▶ **Task statement**
Report each line of the data that contains the string "memory".

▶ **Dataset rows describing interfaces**
_ _ _
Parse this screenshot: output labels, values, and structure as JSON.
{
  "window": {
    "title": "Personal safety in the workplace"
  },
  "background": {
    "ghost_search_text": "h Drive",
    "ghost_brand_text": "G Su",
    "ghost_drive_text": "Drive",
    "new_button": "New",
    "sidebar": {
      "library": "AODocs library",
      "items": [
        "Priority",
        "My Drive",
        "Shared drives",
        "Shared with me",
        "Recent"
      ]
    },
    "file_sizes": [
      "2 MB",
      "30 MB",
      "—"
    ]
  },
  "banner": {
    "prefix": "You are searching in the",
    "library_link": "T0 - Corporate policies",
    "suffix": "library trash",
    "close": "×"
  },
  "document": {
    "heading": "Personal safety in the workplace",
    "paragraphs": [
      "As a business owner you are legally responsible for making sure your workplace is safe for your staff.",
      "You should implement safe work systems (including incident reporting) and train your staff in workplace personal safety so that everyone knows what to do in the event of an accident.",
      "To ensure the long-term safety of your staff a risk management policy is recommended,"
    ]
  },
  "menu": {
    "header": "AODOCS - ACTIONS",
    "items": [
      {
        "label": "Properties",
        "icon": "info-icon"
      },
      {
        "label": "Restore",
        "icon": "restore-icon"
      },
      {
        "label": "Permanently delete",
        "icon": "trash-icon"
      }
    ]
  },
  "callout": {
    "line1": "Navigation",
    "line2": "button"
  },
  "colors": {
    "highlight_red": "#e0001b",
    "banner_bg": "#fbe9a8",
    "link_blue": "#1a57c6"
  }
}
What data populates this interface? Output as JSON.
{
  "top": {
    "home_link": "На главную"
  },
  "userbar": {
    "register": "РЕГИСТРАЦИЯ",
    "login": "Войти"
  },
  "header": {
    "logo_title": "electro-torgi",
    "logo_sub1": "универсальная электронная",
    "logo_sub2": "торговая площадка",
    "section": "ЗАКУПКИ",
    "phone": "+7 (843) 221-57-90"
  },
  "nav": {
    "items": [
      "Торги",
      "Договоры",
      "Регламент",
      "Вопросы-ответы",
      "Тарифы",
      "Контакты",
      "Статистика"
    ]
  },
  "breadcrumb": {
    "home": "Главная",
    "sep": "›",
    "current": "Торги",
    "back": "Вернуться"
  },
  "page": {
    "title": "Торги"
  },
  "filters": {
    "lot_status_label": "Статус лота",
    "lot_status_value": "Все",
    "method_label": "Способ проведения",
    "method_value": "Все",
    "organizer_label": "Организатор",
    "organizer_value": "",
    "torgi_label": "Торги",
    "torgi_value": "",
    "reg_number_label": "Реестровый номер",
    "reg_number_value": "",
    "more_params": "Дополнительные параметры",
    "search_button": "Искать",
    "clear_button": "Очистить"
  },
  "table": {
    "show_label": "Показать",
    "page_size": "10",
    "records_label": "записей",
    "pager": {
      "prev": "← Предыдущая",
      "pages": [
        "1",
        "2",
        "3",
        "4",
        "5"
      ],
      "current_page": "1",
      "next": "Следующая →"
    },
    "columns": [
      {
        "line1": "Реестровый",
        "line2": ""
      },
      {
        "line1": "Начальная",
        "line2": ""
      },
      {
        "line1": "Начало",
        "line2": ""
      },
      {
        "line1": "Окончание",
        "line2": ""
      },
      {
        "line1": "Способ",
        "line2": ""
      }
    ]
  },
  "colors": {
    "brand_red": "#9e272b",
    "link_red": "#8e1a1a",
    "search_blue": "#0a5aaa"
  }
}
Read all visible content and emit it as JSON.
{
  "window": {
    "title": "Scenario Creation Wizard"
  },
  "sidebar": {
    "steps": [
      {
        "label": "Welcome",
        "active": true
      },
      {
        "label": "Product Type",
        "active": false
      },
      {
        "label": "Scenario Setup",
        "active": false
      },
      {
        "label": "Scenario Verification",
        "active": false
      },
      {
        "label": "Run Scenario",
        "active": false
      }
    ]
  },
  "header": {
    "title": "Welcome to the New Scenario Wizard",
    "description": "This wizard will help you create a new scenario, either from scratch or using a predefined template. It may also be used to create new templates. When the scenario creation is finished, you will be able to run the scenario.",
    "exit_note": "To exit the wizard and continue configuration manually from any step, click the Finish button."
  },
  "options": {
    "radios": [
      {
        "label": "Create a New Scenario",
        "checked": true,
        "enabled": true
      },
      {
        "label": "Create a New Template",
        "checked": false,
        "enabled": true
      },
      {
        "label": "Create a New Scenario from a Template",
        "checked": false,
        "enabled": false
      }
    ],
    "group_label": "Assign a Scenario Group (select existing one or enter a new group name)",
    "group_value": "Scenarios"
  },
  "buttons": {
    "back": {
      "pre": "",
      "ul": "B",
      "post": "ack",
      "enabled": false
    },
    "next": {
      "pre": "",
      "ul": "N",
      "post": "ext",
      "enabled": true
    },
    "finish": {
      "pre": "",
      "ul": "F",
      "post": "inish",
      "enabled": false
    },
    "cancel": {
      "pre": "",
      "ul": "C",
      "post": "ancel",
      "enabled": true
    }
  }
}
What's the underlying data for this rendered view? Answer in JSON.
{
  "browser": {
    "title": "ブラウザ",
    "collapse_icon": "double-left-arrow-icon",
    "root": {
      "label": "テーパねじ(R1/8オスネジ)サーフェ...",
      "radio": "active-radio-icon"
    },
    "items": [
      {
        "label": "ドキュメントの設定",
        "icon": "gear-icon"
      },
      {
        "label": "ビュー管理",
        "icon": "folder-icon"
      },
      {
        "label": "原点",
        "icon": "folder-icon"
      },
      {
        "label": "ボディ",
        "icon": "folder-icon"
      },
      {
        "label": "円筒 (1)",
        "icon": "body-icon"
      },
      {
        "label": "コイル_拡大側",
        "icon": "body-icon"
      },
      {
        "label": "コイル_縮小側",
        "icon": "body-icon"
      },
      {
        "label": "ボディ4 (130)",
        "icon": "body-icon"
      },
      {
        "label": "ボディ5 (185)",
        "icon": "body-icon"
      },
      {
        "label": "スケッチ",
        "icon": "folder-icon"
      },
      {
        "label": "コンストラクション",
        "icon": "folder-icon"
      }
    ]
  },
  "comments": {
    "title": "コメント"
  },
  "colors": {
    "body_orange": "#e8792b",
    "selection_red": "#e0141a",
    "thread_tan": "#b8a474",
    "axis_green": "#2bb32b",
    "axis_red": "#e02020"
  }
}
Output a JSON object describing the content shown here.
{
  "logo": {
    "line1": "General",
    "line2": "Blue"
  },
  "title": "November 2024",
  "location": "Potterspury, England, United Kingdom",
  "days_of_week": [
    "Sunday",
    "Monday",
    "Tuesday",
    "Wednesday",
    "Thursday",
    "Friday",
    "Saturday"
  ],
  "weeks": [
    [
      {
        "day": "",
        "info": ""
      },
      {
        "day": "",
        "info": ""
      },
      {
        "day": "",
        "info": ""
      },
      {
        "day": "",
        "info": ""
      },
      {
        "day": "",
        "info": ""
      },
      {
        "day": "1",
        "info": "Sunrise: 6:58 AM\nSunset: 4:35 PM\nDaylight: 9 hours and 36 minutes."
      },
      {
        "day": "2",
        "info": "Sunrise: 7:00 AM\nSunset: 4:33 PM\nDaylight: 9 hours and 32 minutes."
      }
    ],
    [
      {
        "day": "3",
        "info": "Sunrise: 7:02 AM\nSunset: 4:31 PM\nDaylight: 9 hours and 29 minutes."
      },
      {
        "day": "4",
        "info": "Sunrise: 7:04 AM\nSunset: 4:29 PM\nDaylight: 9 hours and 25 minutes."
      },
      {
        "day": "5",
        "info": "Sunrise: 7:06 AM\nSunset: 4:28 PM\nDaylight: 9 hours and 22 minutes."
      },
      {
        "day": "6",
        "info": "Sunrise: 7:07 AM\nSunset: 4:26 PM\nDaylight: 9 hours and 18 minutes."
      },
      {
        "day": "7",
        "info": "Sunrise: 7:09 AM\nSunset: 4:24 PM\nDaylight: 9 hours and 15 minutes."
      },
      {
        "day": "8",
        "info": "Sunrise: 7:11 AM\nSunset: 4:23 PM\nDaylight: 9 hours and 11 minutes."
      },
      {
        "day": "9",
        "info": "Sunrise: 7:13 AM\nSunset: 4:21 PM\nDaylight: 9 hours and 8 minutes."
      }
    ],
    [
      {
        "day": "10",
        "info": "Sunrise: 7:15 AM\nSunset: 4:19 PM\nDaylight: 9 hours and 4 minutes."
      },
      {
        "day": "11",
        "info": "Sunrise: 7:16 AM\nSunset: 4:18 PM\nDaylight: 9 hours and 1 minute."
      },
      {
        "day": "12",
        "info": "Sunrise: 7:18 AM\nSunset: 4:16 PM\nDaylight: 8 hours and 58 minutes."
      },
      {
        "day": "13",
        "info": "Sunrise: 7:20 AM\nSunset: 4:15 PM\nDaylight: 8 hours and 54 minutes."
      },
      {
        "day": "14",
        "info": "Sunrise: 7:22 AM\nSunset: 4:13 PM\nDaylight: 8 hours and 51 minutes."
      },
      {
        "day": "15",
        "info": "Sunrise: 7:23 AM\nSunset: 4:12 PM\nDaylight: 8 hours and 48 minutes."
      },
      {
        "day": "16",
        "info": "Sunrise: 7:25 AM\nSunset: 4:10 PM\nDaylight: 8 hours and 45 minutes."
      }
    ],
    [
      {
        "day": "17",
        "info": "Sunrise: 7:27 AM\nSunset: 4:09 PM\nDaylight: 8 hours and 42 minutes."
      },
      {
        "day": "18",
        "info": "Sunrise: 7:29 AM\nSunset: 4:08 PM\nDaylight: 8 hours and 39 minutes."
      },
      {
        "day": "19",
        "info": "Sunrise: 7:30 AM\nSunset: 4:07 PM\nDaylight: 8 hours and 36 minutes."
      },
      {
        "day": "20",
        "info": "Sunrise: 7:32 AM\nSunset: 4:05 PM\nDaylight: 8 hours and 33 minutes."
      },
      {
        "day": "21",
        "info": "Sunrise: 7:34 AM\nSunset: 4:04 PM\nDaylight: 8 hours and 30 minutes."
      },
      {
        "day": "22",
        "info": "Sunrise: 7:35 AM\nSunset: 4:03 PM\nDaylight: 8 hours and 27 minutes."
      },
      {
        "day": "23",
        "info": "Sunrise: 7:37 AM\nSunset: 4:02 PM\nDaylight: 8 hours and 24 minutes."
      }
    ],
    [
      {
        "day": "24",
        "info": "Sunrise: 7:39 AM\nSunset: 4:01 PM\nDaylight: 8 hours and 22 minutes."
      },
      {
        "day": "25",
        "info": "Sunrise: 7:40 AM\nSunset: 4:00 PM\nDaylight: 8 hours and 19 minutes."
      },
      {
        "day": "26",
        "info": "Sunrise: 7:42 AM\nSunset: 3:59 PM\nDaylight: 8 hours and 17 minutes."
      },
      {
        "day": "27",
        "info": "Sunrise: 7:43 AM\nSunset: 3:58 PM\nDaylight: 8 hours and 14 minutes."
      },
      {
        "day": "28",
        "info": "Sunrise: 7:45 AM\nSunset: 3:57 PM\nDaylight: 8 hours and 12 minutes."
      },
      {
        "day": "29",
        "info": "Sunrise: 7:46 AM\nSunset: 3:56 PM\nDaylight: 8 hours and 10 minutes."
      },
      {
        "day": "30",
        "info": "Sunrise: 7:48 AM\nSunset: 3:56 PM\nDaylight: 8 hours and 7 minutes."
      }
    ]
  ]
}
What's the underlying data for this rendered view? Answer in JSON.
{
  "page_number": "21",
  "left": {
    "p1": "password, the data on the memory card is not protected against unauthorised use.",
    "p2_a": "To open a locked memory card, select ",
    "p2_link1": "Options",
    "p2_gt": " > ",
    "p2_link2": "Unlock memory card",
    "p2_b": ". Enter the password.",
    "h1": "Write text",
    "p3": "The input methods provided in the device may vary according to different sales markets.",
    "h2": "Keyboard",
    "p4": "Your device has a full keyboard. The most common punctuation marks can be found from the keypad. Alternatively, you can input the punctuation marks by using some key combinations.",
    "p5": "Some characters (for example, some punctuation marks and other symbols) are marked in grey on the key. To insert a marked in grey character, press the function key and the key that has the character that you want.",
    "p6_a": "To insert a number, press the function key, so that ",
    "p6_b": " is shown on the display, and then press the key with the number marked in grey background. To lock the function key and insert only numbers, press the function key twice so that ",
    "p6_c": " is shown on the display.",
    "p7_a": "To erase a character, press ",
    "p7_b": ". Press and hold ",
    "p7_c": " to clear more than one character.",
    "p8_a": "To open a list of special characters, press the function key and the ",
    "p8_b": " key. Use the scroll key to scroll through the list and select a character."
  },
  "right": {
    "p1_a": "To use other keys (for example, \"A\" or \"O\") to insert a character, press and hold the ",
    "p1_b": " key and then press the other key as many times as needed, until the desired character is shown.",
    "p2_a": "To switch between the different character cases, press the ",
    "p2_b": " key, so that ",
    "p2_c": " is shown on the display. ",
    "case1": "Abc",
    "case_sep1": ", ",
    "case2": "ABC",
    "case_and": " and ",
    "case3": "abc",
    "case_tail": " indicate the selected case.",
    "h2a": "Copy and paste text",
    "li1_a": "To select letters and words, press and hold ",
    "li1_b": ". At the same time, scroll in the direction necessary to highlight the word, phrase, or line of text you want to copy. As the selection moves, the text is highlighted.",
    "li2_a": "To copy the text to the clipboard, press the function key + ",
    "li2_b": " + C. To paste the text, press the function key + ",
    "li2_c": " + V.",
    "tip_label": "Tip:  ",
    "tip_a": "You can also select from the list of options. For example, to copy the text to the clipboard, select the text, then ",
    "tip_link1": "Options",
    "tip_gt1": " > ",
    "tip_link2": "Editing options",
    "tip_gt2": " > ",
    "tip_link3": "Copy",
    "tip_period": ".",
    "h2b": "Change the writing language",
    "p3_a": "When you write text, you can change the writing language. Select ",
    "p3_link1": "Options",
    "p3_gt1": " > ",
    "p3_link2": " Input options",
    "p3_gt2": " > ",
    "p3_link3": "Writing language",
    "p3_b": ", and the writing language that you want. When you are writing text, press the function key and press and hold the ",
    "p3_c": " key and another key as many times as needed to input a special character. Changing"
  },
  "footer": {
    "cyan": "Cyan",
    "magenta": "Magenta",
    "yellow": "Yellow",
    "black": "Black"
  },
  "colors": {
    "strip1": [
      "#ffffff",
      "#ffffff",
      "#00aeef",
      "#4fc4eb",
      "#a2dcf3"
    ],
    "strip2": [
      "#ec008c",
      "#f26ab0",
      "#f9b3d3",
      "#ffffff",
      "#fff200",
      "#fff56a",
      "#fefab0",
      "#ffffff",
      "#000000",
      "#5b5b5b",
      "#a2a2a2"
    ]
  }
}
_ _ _
▶ **Written response**
    "p1": "password, the data on the memory card is not protected against unauthorised use.",
    "p2_a": "To open a locked memory card, select ",
    "p2_link2": "Unlock memory card",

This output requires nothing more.